◆ **Instructions to follow**
Leaving out all images, write out the records that follow exactly.

◆ **Recorded information**
>>>>

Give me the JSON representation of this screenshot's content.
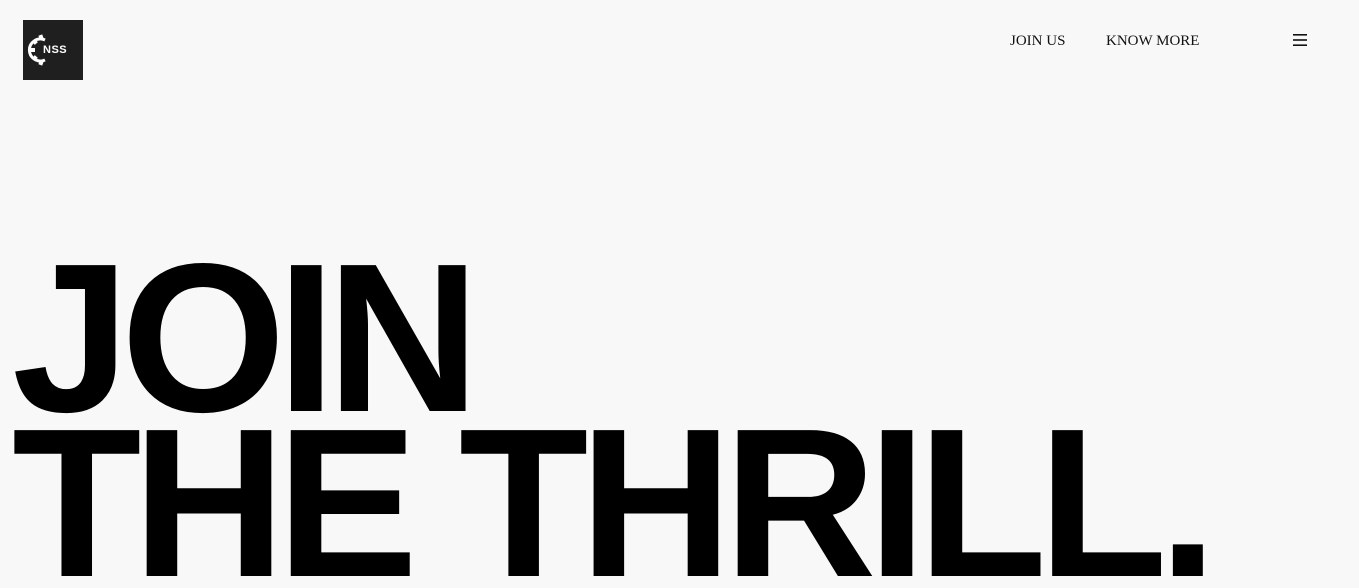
{
  "header": {
    "logo_text": "NSS",
    "nav": {
      "join_label": "JOIN US",
      "know_label": "KNOW MORE"
    },
    "menu_icon": "hamburger-icon"
  },
  "hero": {
    "line1": "JOIN",
    "line2": "THE THRILL."
  },
  "colors": {
    "background": "#f8f8f8",
    "text": "#000000",
    "logo_bg": "#1f1f1f"
  }
}
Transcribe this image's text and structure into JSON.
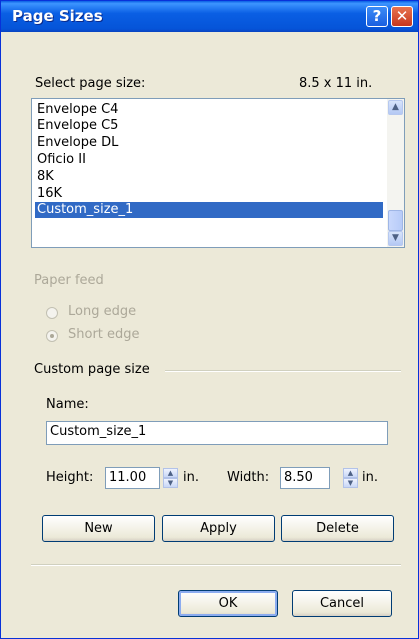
{
  "window": {
    "title": "Page Sizes"
  },
  "titlebar": {
    "help_glyph": "?",
    "close_glyph": "✕"
  },
  "select_page_size": {
    "label": "Select page size:",
    "current_size": "8.5 x 11 in.",
    "items": [
      {
        "label": "Envelope C4",
        "selected": false
      },
      {
        "label": "Envelope C5",
        "selected": false
      },
      {
        "label": "Envelope DL",
        "selected": false
      },
      {
        "label": "Oficio II",
        "selected": false
      },
      {
        "label": "8K",
        "selected": false
      },
      {
        "label": "16K",
        "selected": false
      },
      {
        "label": "Custom_size_1",
        "selected": true
      }
    ]
  },
  "paper_feed": {
    "label": "Paper feed",
    "long_edge": "Long edge",
    "short_edge": "Short edge",
    "selected": "short_edge",
    "enabled": false
  },
  "custom_page_size": {
    "label": "Custom page size",
    "name_label": "Name:",
    "name_value": "Custom_size_1",
    "height_label": "Height:",
    "height_value": "11.00",
    "width_label": "Width:",
    "width_value": "8.50",
    "unit": "in."
  },
  "buttons": {
    "new": "New",
    "apply": "Apply",
    "delete": "Delete",
    "ok": "OK",
    "cancel": "Cancel"
  },
  "colors": {
    "titlebar": "#0a5fe4",
    "selection": "#316ac5",
    "dialog_bg": "#ece9d8"
  }
}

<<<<

◆ **Answer space**
Give me the JSON representation of this screenshot's content.
{
  "header": {
    "logo_text": "NSS",
    "nav": {
      "join_label": "JOIN US",
      "know_label": "KNOW MORE"
    },
    "menu_icon": "hamburger-icon"
  },
  "hero": {
    "line1": "JOIN",
    "line2": "THE THRILL."
  },
  "colors": {
    "background": "#f8f8f8",
    "text": "#000000",
    "logo_bg": "#1f1f1f"
  }
}
Transcribe this image's text and structure into JSON.
{
  "window": {
    "title": "Page Sizes"
  },
  "titlebar": {
    "help_glyph": "?",
    "close_glyph": "✕"
  },
  "select_page_size": {
    "label": "Select page size:",
    "current_size": "8.5 x 11 in.",
    "items": [
      {
        "label": "Envelope C4",
        "selected": false
      },
      {
        "label": "Envelope C5",
        "selected": false
      },
      {
        "label": "Envelope DL",
        "selected": false
      },
      {
        "label": "Oficio II",
        "selected": false
      },
      {
        "label": "8K",
        "selected": false
      },
      {
        "label": "16K",
        "selected": false
      },
      {
        "label": "Custom_size_1",
        "selected": true
      }
    ]
  },
  "paper_feed": {
    "label": "Paper feed",
    "long_edge": "Long edge",
    "short_edge": "Short edge",
    "selected": "short_edge",
    "enabled": false
  },
  "custom_page_size": {
    "label": "Custom page size",
    "name_label": "Name:",
    "name_value": "Custom_size_1",
    "height_label": "Height:",
    "height_value": "11.00",
    "width_label": "Width:",
    "width_value": "8.50",
    "unit": "in."
  },
  "buttons": {
    "new": "New",
    "apply": "Apply",
    "delete": "Delete",
    "ok": "OK",
    "cancel": "Cancel"
  },
  "colors": {
    "titlebar": "#0a5fe4",
    "selection": "#316ac5",
    "dialog_bg": "#ece9d8"
  }
}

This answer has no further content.